#### [Exercise description]
Copy the data below in full, exactly as it appears.

#### [Exercise data]

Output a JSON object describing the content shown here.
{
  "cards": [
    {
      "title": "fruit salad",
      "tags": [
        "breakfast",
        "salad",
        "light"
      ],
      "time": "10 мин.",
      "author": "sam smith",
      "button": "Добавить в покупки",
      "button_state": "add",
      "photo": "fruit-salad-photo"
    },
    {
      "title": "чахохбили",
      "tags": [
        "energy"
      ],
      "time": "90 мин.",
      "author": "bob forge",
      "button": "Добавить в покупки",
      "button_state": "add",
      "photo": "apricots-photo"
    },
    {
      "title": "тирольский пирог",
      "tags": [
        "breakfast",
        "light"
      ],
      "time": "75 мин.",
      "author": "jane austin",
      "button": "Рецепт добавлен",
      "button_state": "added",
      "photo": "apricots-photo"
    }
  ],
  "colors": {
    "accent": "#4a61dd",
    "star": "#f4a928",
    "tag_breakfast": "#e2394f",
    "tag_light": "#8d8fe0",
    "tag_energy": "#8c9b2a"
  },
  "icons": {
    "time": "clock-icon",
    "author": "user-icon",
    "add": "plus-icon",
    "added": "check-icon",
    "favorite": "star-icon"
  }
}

#### [Task response]
Output a JSON object describing the content shown here.
{
  "cards": [
    {
      "title": "fruit salad",
      "tags": [
        "breakfast",
        "salad",
        "light"
      ],
      "time": "10 мин.",
      "author": "sam smith",
      "button": "Добавить в покупки",
      "button_state": "add",
      "photo": "fruit-salad-photo"
    },
    {
      "title": "чахохбили",
      "tags": [
        "energy"
      ],
      "time": "90 мин.",
      "author": "bob forge",
      "button": "Добавить в покупки",
      "button_state": "add",
      "photo": "apricots-photo"
    },
    {
      "title": "тирольский пирог",
      "tags": [
        "breakfast",
        "light"
      ],
      "time": "75 мин.",
      "author": "jane austin",
      "button": "Рецепт добавлен",
      "button_state": "added",
      "photo": "apricots-photo"
    }
  ],
  "colors": {
    "accent": "#4a61dd",
    "star": "#f4a928",
    "tag_breakfast": "#e2394f",
    "tag_light": "#8d8fe0",
    "tag_energy": "#8c9b2a"
  },
  "icons": {
    "time": "clock-icon",
    "author": "user-icon",
    "add": "plus-icon",
    "added": "check-icon",
    "favorite": "star-icon"
  }
}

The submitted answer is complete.